Intel launched a 1.2GHz version of its desktop Celeron chip yesterday, just two days after rival AMD upped the ante with a 1.1GHz processor.
Intel’s latest offering is the company's first desktop Celeron made using the 0.13 micron manufacturing process, a term that refers to the dimension of circuits etched on the surface of chips.
The 0.13 micron manufacturing process enables the creation of chips that run faster, generate less heat and consume less power. Previous versions of the desktop Celeron were made using the 0.18 micron manufacturing process.
The new Celeron also features 256KB of onchip Level 2 cache, Intel says. Level 2 cache stores data closer to the processor so it can be accessed more quickly, increasing performance. Until now, desktop Celeron chips, which are available in clock speeds of 800MHz, 850MHz, 900MHz, 950MHz, 1GHz and 1.1GHz, had just 128KB of cache memory.

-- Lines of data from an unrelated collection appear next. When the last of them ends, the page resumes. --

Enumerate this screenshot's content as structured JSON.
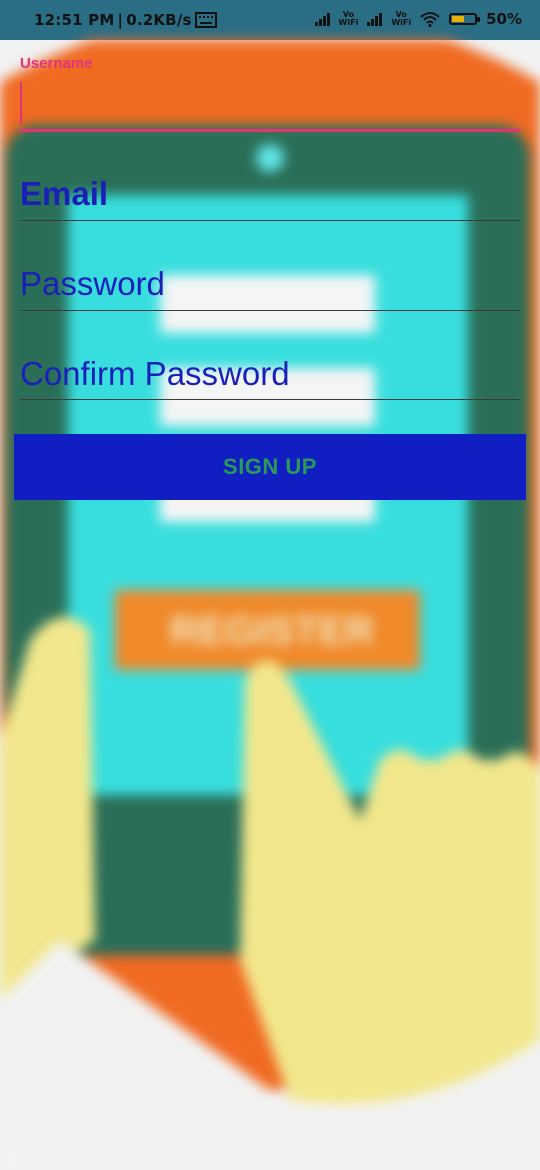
{
  "status_bar": {
    "time": "12:51 PM",
    "net_speed": "0.2KB/s",
    "vo_wifi_1": [
      "Vo",
      "WiFi"
    ],
    "vo_wifi_2": [
      "Vo",
      "WiFi"
    ],
    "battery_percent": "50%",
    "battery_level": 0.5
  },
  "form": {
    "username_label": "Username",
    "username_value": "",
    "email_hint": "Email",
    "password_hint": "Password",
    "confirm_password_hint": "Confirm Password",
    "signup_label": "SIGN UP"
  },
  "background": {
    "illustration_text": "REGISTER"
  },
  "colors": {
    "status_bar": "#2a6e86",
    "accent_pink": "#e0357a",
    "hint_blue": "#1a1fb8",
    "button_blue": "#111fc2",
    "button_text_green": "#2a9a58"
  }
}
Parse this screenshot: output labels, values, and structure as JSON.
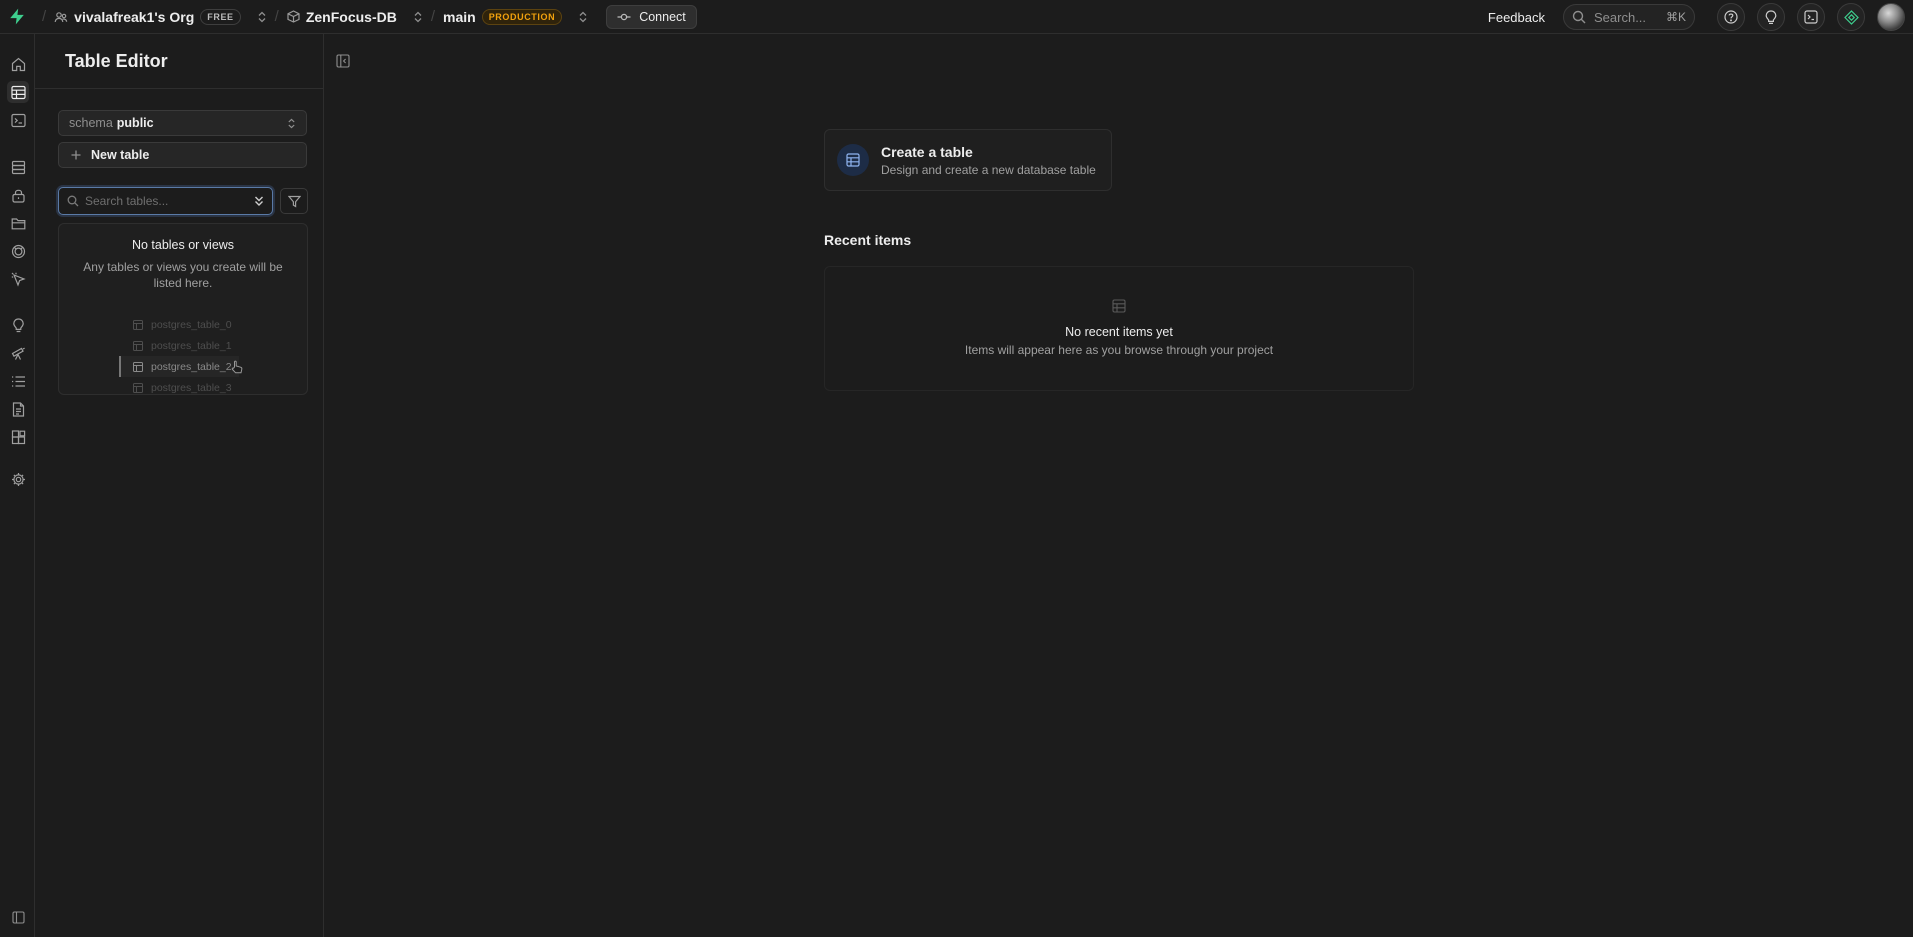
{
  "topbar": {
    "org_name": "vivalafreak1's Org",
    "org_badge": "FREE",
    "project_name": "ZenFocus-DB",
    "branch_name": "main",
    "branch_badge": "PRODUCTION",
    "connect_label": "Connect",
    "feedback_label": "Feedback",
    "search_placeholder": "Search...",
    "search_shortcut": "⌘K"
  },
  "sidebar": {
    "title": "Table Editor",
    "schema_label": "schema",
    "schema_value": "public",
    "new_table_label": "New table",
    "search_placeholder": "Search tables...",
    "empty_title": "No tables or views",
    "empty_description": "Any tables or views you create will be listed here.",
    "placeholder_tables": [
      "postgres_table_0",
      "postgres_table_1",
      "postgres_table_2",
      "postgres_table_3"
    ]
  },
  "main": {
    "create_title": "Create a table",
    "create_description": "Design and create a new database table",
    "recent_title": "Recent items",
    "recent_empty_title": "No recent items yet",
    "recent_empty_description": "Items will appear here as you browse through your project"
  },
  "colors": {
    "background": "#1c1c1c",
    "brand_green": "#3ecf8e",
    "production_badge": "#f1a10d",
    "focus_ring": "#5a7aa6"
  }
}
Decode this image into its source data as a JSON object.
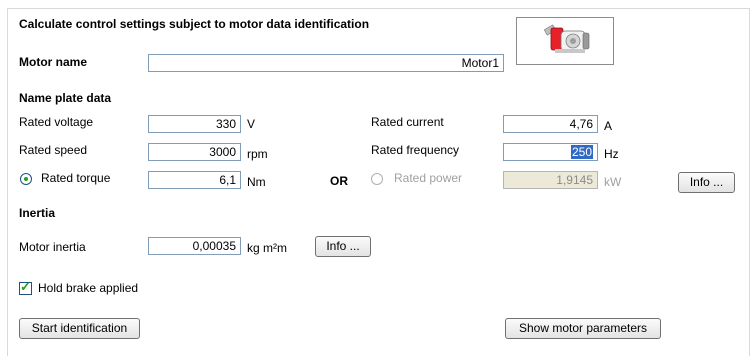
{
  "title": "Calculate control settings subject to motor data identification",
  "motor_name": {
    "label": "Motor name",
    "value": "Motor1"
  },
  "nameplate": {
    "heading": "Name plate data",
    "rated_voltage": {
      "label": "Rated voltage",
      "value": "330",
      "unit": "V"
    },
    "rated_speed": {
      "label": "Rated speed",
      "value": "3000",
      "unit": "rpm"
    },
    "rated_torque": {
      "label": "Rated torque",
      "value": "6,1",
      "unit": "Nm",
      "selected": true
    },
    "or_label": "OR",
    "rated_current": {
      "label": "Rated current",
      "value": "4,76",
      "unit": "A"
    },
    "rated_frequency": {
      "label": "Rated frequency",
      "value": "250",
      "unit": "Hz"
    },
    "rated_power": {
      "label": "Rated power",
      "value": "1,9145",
      "unit": "kW",
      "selected": false
    },
    "info_button": "Info ..."
  },
  "inertia": {
    "heading": "Inertia",
    "motor_inertia": {
      "label": "Motor inertia",
      "value": "0,00035",
      "unit": "kg m²m"
    },
    "info_button": "Info ..."
  },
  "hold_brake": {
    "label": "Hold brake applied",
    "checked": true
  },
  "buttons": {
    "start_identification": "Start identification",
    "show_motor_parameters": "Show motor parameters"
  },
  "icons": {
    "motor": "motor-icon"
  },
  "colors": {
    "motor_red": "#e8202a",
    "radio_green": "#21a121",
    "field_border": "#7f9db9"
  }
}
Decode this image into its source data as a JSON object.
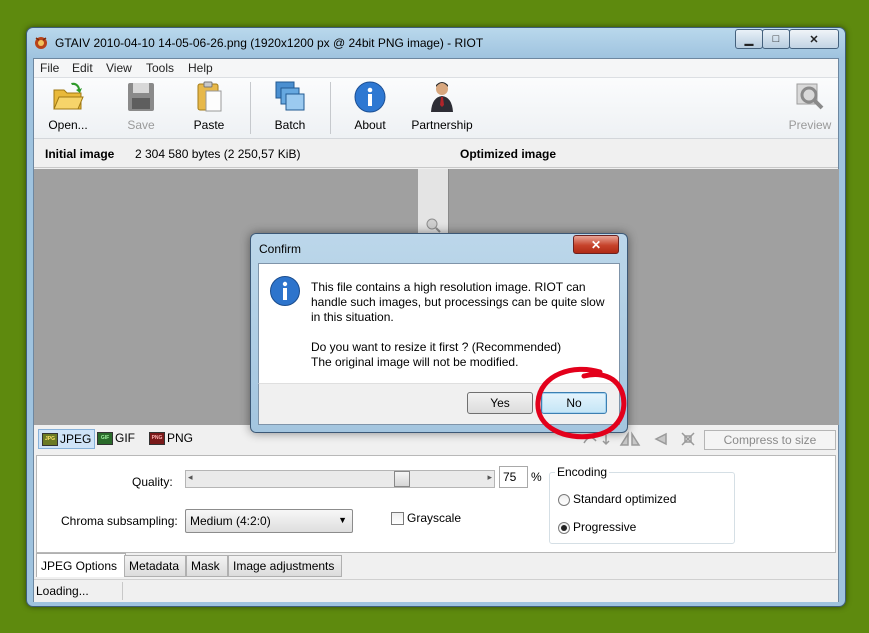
{
  "window": {
    "title": "GTAIV 2010-04-10 14-05-06-26.png (1920x1200 px @ 24bit PNG image) - RIOT"
  },
  "menu": [
    "File",
    "Edit",
    "View",
    "Tools",
    "Help"
  ],
  "toolbar": {
    "open": "Open...",
    "save": "Save",
    "paste": "Paste",
    "batch": "Batch",
    "about": "About",
    "partnership": "Partnership",
    "preview": "Preview"
  },
  "header": {
    "initial_label": "Initial image",
    "initial_size": "2 304 580 bytes (2 250,57 KiB)",
    "optimized_label": "Optimized image"
  },
  "formats": {
    "jpeg": "JPEG",
    "gif": "GIF",
    "png": "PNG",
    "compress": "Compress to size"
  },
  "options": {
    "quality_label": "Quality:",
    "quality_value": "75",
    "percent": "%",
    "chroma_label": "Chroma subsampling:",
    "chroma_value": "Medium (4:2:0)",
    "grayscale": "Grayscale",
    "encoding_legend": "Encoding",
    "encoding_options": [
      "Standard optimized",
      "Progressive"
    ],
    "encoding_selected": "Progressive"
  },
  "tabs": [
    "JPEG Options",
    "Metadata",
    "Mask",
    "Image adjustments"
  ],
  "status": "Loading...",
  "dialog": {
    "title": "Confirm",
    "message": "This file contains a high resolution image. RIOT can handle such images, but processings can be quite slow in this situation.",
    "question": "Do you want to resize it first ? (Recommended)",
    "note": "The original image will not be modified.",
    "yes": "Yes",
    "no": "No"
  },
  "colors": {
    "desktop": "#5e8a0e",
    "highlight_circle": "#e3001b",
    "title_bar": "#9fc3df"
  }
}
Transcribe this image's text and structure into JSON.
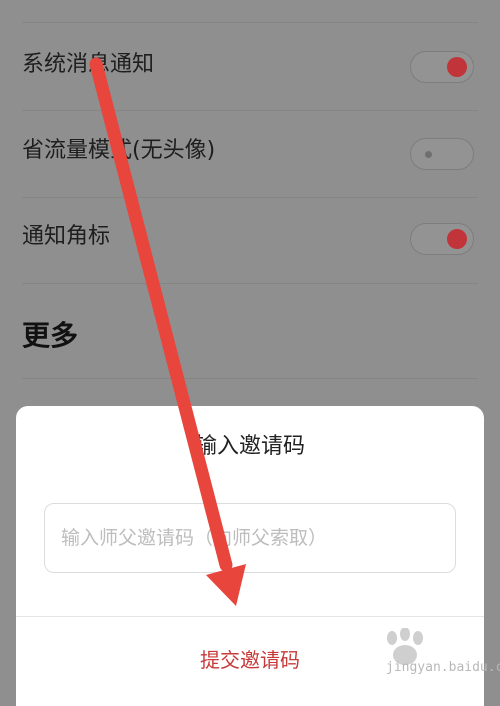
{
  "settings": {
    "rows": [
      {
        "label": "系统消息通知",
        "toggle": "on"
      },
      {
        "label": "省流量模式(无头像)",
        "toggle": "off"
      },
      {
        "label": "通知角标",
        "toggle": "on"
      }
    ],
    "section_title": "更多"
  },
  "dialog": {
    "title": "输入邀请码",
    "input_value": "",
    "input_placeholder": "输入师父邀请码（向师父索取）",
    "submit_label": "提交邀请码"
  },
  "colors": {
    "overlay": "#8f8f8f",
    "toggle_on": "#c0343a",
    "submit_text": "#c73a3a",
    "annotation_arrow": "#e8453c"
  },
  "watermark": {
    "brand": "Baidu经验",
    "url": "jingyan.baidu.com"
  }
}
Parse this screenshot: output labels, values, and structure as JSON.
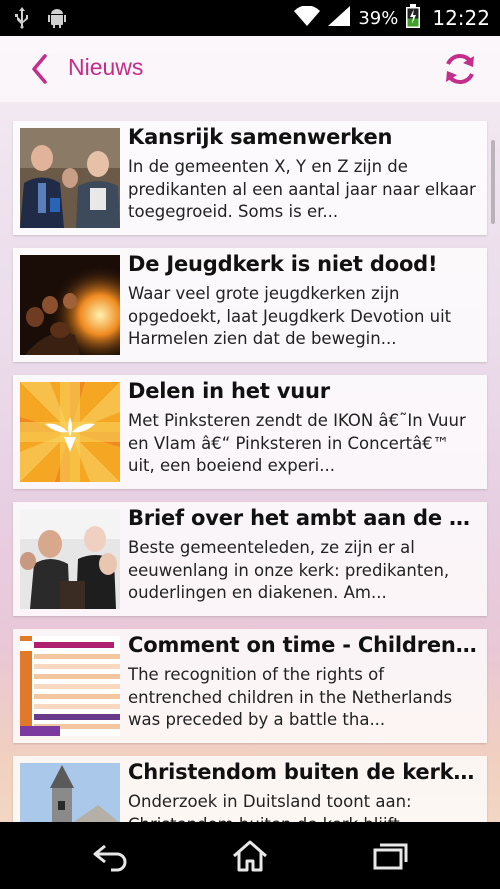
{
  "status_bar": {
    "battery_percent": "39%",
    "time": "12:22",
    "icons": [
      "usb-icon",
      "android-icon",
      "wifi-icon",
      "signal-icon",
      "battery-charging-icon"
    ]
  },
  "header": {
    "title": "Nieuws",
    "back_icon": "chevron-left-icon",
    "refresh_icon": "refresh-icon",
    "accent_color": "#c42d8a"
  },
  "articles": [
    {
      "title": "Kansrijk samenwerken",
      "excerpt": "In de gemeenten X, Y en Z zijn de predikanten al een aantal jaar naar elkaar toegegroeid. Soms is er...",
      "thumbnail": "photo-men-talking"
    },
    {
      "title": "De Jeugdkerk is niet dood!",
      "excerpt": "Waar veel grote jeugdkerken zijn opgedoekt, laat Jeugdkerk Devotion uit Harmelen zien dat de bewegin...",
      "thumbnail": "photo-campfire-group"
    },
    {
      "title": "Delen in het vuur",
      "excerpt": "Met Pinksteren zendt de IKON â€˜In Vuur en Vlam â€“ Pinksteren in Concertâ€™ uit, een boeiend experi...",
      "thumbnail": "dove-on-flames-graphic"
    },
    {
      "title": "Brief over het ambt aan de ge...",
      "excerpt": "Beste gemeenteleden, ze zijn er al eeuwenlang in onze kerk: predikanten, ouderlingen en diakenen. Am...",
      "thumbnail": "photo-audience"
    },
    {
      "title": "Comment on time - Children'...",
      "excerpt": "The recognition of the rights of entrenched children in the Netherlands was preceded by a battle tha...",
      "thumbnail": "document-scan"
    },
    {
      "title": "Christendom buiten de kerk h...",
      "excerpt": "Onderzoek in Duitsland toont aan: Christendom buiten de kerk blijft...",
      "thumbnail": "photo-church-tower"
    }
  ],
  "nav_bar": {
    "icons": [
      "back-icon",
      "home-icon",
      "recent-apps-icon"
    ]
  }
}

Tuesday's announcement follows a flurry of new chips from Intel. The company launched 12 new processors on Monday, including the first 0.13 micron mobile Celeron processor.